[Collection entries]

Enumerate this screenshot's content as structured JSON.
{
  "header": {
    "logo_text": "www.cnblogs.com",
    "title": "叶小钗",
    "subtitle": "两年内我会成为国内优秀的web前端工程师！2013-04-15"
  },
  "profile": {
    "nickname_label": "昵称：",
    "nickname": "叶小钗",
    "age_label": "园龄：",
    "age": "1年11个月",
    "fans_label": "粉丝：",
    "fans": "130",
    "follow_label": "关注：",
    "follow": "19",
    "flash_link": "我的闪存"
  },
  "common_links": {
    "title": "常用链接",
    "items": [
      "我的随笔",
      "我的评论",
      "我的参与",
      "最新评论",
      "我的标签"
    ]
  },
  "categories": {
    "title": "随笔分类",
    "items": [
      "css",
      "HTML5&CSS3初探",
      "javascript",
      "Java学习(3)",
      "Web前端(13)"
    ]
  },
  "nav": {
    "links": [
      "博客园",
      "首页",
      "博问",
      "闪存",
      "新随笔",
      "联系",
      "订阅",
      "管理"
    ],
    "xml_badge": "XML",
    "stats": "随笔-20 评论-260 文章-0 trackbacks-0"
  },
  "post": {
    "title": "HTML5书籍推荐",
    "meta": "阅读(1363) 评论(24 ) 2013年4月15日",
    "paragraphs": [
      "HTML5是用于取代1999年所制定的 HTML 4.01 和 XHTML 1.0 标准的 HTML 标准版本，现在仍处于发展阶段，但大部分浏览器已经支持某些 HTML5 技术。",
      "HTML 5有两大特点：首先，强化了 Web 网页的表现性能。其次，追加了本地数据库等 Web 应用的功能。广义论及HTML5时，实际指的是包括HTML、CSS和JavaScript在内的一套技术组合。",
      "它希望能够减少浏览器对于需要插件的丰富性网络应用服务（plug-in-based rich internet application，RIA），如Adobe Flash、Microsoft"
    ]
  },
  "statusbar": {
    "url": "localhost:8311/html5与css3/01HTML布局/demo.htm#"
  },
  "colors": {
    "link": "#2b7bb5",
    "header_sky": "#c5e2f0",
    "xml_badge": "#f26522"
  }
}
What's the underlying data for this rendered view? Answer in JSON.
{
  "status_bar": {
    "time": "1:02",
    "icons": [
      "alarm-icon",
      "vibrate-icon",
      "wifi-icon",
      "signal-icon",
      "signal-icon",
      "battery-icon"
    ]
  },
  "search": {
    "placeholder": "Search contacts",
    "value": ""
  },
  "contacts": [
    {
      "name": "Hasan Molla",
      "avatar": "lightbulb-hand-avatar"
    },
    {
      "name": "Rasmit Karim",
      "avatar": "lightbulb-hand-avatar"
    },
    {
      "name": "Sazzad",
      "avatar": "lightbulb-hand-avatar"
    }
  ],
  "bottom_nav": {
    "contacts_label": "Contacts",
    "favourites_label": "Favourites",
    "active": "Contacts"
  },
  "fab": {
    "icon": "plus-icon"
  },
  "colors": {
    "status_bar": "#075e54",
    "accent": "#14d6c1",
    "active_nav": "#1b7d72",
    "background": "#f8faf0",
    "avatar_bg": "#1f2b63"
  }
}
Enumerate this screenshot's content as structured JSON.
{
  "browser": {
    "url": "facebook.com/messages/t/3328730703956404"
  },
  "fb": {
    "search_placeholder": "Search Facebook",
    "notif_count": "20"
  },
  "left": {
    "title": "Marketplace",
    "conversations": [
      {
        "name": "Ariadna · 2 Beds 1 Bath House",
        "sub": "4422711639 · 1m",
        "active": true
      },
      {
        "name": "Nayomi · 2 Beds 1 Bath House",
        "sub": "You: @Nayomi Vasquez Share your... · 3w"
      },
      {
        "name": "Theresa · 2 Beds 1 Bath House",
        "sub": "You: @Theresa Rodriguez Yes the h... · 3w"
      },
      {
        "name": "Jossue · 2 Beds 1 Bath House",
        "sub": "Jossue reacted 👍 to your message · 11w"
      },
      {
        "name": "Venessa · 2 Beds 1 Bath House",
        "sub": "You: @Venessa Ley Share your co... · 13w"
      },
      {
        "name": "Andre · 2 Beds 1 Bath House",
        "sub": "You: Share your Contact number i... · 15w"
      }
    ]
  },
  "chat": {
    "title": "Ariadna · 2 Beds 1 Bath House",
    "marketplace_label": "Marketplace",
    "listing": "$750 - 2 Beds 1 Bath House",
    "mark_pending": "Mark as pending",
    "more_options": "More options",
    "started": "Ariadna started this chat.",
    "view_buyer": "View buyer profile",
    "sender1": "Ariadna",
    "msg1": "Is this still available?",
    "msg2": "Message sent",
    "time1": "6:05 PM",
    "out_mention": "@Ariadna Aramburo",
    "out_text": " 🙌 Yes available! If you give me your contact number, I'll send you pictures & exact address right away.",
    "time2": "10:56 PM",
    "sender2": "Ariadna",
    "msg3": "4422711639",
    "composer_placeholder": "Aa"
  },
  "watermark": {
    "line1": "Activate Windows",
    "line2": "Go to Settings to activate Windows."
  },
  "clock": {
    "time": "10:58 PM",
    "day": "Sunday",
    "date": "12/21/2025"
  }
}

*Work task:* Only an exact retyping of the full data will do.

*Answer area:*
Enumerate this screenshot's content as structured JSON.
{
  "header": {
    "logo_text": "www.cnblogs.com",
    "title": "叶小钗",
    "subtitle": "两年内我会成为国内优秀的web前端工程师！2013-04-15"
  },
  "profile": {
    "nickname_label": "昵称：",
    "nickname": "叶小钗",
    "age_label": "园龄：",
    "age": "1年11个月",
    "fans_label": "粉丝：",
    "fans": "130",
    "follow_label": "关注：",
    "follow": "19",
    "flash_link": "我的闪存"
  },
  "common_links": {
    "title": "常用链接",
    "items": [
      "我的随笔",
      "我的评论",
      "我的参与",
      "最新评论",
      "我的标签"
    ]
  },
  "categories": {
    "title": "随笔分类",
    "items": [
      "css",
      "HTML5&CSS3初探",
      "javascript",
      "Java学习(3)",
      "Web前端(13)"
    ]
  },
  "nav": {
    "links": [
      "博客园",
      "首页",
      "博问",
      "闪存",
      "新随笔",
      "联系",
      "订阅",
      "管理"
    ],
    "xml_badge": "XML",
    "stats": "随笔-20 评论-260 文章-0 trackbacks-0"
  },
  "post": {
    "title": "HTML5书籍推荐",
    "meta": "阅读(1363) 评论(24 ) 2013年4月15日",
    "paragraphs": [
      "HTML5是用于取代1999年所制定的 HTML 4.01 和 XHTML 1.0 标准的 HTML 标准版本，现在仍处于发展阶段，但大部分浏览器已经支持某些 HTML5 技术。",
      "HTML 5有两大特点：首先，强化了 Web 网页的表现性能。其次，追加了本地数据库等 Web 应用的功能。广义论及HTML5时，实际指的是包括HTML、CSS和JavaScript在内的一套技术组合。",
      "它希望能够减少浏览器对于需要插件的丰富性网络应用服务（plug-in-based rich internet application，RIA），如Adobe Flash、Microsoft"
    ]
  },
  "statusbar": {
    "url": "localhost:8311/html5与css3/01HTML布局/demo.htm#"
  },
  "colors": {
    "link": "#2b7bb5",
    "header_sky": "#c5e2f0",
    "xml_badge": "#f26522"
  }
}
What's the underlying data for this rendered view? Answer in JSON.
{
  "status_bar": {
    "time": "1:02",
    "icons": [
      "alarm-icon",
      "vibrate-icon",
      "wifi-icon",
      "signal-icon",
      "signal-icon",
      "battery-icon"
    ]
  },
  "search": {
    "placeholder": "Search contacts",
    "value": ""
  },
  "contacts": [
    {
      "name": "Hasan Molla",
      "avatar": "lightbulb-hand-avatar"
    },
    {
      "name": "Rasmit Karim",
      "avatar": "lightbulb-hand-avatar"
    },
    {
      "name": "Sazzad",
      "avatar": "lightbulb-hand-avatar"
    }
  ],
  "bottom_nav": {
    "contacts_label": "Contacts",
    "favourites_label": "Favourites",
    "active": "Contacts"
  },
  "fab": {
    "icon": "plus-icon"
  },
  "colors": {
    "status_bar": "#075e54",
    "accent": "#14d6c1",
    "active_nav": "#1b7d72",
    "background": "#f8faf0",
    "avatar_bg": "#1f2b63"
  }
}
Enumerate this screenshot's content as structured JSON.
{
  "browser": {
    "url": "facebook.com/messages/t/3328730703956404"
  },
  "fb": {
    "search_placeholder": "Search Facebook",
    "notif_count": "20"
  },
  "left": {
    "title": "Marketplace",
    "conversations": [
      {
        "name": "Ariadna · 2 Beds 1 Bath House",
        "sub": "4422711639 · 1m",
        "active": true
      },
      {
        "name": "Nayomi · 2 Beds 1 Bath House",
        "sub": "You: @Nayomi Vasquez Share your... · 3w"
      },
      {
        "name": "Theresa · 2 Beds 1 Bath House",
        "sub": "You: @Theresa Rodriguez Yes the h... · 3w"
      },
      {
        "name": "Jossue · 2 Beds 1 Bath House",
        "sub": "Jossue reacted 👍 to your message · 11w"
      },
      {
        "name": "Venessa · 2 Beds 1 Bath House",
        "sub": "You: @Venessa Ley Share your co... · 13w"
      },
      {
        "name": "Andre · 2 Beds 1 Bath House",
        "sub": "You: Share your Contact number i... · 15w"
      }
    ]
  },
  "chat": {
    "title": "Ariadna · 2 Beds 1 Bath House",
    "marketplace_label": "Marketplace",
    "listing": "$750 - 2 Beds 1 Bath House",
    "mark_pending": "Mark as pending",
    "more_options": "More options",
    "started": "Ariadna started this chat.",
    "view_buyer": "View buyer profile",
    "sender1": "Ariadna",
    "msg1": "Is this still available?",
    "msg2": "Message sent",
    "time1": "6:05 PM",
    "out_mention": "@Ariadna Aramburo",
    "out_text": " 🙌 Yes available! If you give me your contact number, I'll send you pictures & exact address right away.",
    "time2": "10:56 PM",
    "sender2": "Ariadna",
    "msg3": "4422711639",
    "composer_placeholder": "Aa"
  },
  "watermark": {
    "line1": "Activate Windows",
    "line2": "Go to Settings to activate Windows."
  },
  "clock": {
    "time": "10:58 PM",
    "day": "Sunday",
    "date": "12/21/2025"
  }
}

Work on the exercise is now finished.